After the Tesla Model S and Model S, there could have been a future Model E. It would have been Tesla Model S-E-X, but Ford killed the only vowel in the series. Why? Because Ford has already trademarked Model E. Tesla chief executive Elon Musk revealed to CNNMoney that he had wanted to name the planned third model -- a compact, battery-powered sedan -- the Model E.
But Ford managed to know of Musk’s plans and called him, saying that it might file a lawsuit for using the trademark. "And we're like, Ford's killing SEX ... that's terrible. So, OK, fine, we won't use the Model E," Elon said.
While Ford never built a unit using the Model E name, but it filed lawsuits to keep it away from other carmakers, saying that Model E sounds too much like Model T.
A Ford spokesman told CNNMoney that the Ford and Tesla had an agreement in 2010 wherein the EV maker agreed not to register or use Model E. He said that when Tesla later sought to register the Model E trademark, Ford insisted that it abide by the parties' earlier deal.
The new Tesla Model S electric sedan could be considered as an evolution in automotive engineering, thanks to its unprecedented combination of performance, safety and efficiency. It has set new standards for a modern car after earning the highest possible safety ratings and having the longest range among electric vehicles. To top it off, the new Model S gets better thanks to over-the-air software updates.
Underpinning the Model S is Tesla’s architecture that allows the battery to be positioned on the floor. In effect, the Model S gains a low center of gravity that minimizes the risk of rollover while improving levels of enhancing handling and performance. Furthermore, the Model S has no engine, which means its crumple zone is larger than other performance sedans. This allows the Model S to better absorb the energy of a front end collision.
Also improving the safety level of the Model S is the fact that its distinct electric drivetrain is located beneath the sedan. This fact helps the EV gain a low center of gravity, for a minimized risk of rollover. Interestingly, NHTSA and Euro NCAP have awarded the Model S with the highest safety ratings. This is in addition to the fact the Model S has set a record of the lowest chance of occupant injury as tested in the United States.

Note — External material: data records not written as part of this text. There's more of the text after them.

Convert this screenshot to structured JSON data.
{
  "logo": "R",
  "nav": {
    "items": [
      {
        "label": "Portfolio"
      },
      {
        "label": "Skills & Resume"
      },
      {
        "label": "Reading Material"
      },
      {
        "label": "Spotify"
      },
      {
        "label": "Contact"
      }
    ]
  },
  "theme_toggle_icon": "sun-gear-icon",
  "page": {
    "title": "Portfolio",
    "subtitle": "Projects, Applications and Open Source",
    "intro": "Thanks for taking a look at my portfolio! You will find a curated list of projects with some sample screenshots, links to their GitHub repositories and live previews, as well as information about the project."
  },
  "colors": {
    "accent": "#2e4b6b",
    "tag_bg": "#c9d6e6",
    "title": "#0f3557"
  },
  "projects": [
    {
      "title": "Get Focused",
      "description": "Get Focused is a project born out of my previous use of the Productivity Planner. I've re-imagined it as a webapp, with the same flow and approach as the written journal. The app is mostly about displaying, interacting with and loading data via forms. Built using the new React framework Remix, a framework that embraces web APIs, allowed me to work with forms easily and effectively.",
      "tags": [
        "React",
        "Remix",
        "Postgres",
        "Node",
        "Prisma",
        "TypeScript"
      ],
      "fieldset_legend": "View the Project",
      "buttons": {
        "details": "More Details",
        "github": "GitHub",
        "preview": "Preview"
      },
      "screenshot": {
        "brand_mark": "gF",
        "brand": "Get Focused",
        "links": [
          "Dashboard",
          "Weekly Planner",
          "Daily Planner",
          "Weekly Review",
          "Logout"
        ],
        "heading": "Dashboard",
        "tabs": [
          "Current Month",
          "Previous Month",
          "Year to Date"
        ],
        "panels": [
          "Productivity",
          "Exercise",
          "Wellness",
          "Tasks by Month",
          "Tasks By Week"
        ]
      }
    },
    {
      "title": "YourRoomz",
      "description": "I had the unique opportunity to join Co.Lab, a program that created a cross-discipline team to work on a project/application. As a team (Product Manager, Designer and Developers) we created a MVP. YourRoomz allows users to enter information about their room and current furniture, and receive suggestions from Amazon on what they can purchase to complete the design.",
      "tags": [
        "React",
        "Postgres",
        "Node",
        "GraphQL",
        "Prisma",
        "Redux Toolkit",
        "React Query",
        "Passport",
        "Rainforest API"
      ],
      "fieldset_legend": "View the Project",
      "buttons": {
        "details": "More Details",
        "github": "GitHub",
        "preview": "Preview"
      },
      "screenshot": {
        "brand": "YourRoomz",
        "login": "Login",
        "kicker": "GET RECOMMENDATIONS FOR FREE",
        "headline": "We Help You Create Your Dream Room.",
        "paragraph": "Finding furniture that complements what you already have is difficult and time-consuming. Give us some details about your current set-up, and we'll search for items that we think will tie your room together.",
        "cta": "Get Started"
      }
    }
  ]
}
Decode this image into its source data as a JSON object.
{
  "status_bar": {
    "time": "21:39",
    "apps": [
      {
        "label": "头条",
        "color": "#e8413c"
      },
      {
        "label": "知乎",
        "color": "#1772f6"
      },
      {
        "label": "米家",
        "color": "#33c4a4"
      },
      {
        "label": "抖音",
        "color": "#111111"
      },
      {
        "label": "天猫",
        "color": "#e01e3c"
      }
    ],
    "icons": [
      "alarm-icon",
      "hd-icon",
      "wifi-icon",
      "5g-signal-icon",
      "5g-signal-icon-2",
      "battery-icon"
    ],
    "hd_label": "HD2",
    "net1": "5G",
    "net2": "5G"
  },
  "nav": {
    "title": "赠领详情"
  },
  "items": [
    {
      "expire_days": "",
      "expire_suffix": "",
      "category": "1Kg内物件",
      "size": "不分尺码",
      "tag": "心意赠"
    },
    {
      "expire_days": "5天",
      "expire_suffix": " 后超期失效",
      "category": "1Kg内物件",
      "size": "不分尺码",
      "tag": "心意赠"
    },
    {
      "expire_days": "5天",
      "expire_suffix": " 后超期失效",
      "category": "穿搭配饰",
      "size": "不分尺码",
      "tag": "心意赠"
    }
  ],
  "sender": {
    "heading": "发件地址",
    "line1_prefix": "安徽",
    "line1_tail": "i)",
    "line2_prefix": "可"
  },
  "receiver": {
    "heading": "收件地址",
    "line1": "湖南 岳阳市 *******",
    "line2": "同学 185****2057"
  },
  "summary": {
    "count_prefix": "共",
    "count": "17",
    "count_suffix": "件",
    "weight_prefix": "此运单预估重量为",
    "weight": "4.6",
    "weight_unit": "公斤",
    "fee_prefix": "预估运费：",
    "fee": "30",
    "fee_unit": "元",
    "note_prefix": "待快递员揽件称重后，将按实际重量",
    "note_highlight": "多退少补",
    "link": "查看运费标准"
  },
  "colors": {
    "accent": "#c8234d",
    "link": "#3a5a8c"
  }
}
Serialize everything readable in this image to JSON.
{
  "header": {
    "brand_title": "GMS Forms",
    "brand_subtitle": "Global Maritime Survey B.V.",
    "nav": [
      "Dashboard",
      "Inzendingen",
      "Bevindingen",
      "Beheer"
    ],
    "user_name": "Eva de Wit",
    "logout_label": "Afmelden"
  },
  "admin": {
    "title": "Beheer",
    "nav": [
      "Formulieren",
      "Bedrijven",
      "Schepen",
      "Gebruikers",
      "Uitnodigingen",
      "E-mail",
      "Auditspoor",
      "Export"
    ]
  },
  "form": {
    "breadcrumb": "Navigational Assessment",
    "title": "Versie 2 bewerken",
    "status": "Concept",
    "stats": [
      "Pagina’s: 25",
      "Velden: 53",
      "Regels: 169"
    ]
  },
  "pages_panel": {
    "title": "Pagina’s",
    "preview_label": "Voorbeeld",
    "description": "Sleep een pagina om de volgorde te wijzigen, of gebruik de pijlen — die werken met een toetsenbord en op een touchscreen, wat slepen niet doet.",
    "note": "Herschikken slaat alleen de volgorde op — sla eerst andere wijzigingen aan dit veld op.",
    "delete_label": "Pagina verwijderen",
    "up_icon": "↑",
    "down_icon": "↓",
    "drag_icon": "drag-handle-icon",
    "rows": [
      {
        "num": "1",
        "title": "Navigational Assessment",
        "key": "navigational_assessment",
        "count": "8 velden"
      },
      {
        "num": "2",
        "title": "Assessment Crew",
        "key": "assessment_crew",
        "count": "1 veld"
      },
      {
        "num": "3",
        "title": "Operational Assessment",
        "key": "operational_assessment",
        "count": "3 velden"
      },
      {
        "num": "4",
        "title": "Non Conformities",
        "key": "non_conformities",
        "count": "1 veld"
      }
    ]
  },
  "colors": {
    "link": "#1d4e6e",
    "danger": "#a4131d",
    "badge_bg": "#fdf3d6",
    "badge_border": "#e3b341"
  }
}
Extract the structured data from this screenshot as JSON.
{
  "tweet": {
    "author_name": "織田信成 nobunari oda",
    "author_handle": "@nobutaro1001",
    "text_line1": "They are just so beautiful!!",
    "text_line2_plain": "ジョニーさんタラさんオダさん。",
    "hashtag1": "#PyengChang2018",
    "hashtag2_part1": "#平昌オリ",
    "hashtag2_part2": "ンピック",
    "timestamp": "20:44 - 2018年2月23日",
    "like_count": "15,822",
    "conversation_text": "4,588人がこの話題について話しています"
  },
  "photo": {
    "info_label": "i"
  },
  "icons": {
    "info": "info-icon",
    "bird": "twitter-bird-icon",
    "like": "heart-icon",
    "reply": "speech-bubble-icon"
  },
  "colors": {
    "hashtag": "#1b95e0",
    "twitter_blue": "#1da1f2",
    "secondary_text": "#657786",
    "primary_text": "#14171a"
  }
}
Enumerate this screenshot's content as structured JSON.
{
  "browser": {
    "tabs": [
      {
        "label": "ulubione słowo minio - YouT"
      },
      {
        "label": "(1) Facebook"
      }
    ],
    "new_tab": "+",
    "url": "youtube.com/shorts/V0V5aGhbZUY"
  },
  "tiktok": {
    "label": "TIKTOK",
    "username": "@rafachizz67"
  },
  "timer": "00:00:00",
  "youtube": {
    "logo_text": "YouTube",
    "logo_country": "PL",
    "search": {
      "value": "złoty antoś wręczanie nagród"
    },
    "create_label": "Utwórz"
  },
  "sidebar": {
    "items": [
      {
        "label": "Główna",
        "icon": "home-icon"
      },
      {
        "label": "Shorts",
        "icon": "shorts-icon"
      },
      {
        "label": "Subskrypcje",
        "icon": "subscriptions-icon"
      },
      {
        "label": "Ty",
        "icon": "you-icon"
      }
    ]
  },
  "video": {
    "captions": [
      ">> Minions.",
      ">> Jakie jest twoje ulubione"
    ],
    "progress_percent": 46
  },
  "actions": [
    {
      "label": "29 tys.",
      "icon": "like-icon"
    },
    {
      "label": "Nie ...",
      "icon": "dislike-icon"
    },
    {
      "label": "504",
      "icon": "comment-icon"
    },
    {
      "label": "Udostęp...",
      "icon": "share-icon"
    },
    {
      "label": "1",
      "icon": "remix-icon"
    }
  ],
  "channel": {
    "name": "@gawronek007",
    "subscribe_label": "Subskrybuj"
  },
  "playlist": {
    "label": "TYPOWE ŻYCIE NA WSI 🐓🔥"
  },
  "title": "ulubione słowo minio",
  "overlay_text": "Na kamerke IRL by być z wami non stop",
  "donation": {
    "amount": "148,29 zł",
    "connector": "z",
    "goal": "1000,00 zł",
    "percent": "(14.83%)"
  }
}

The Model S could also boast of being one of the safest cars on the road thanks to standard active safety elements like automatic emergency braking, blind spot detection, collision warning and lane departure warning. It could also be specified with optional convenience features like autosteer, autopark, and summon, as well as traffic-aware cruise control.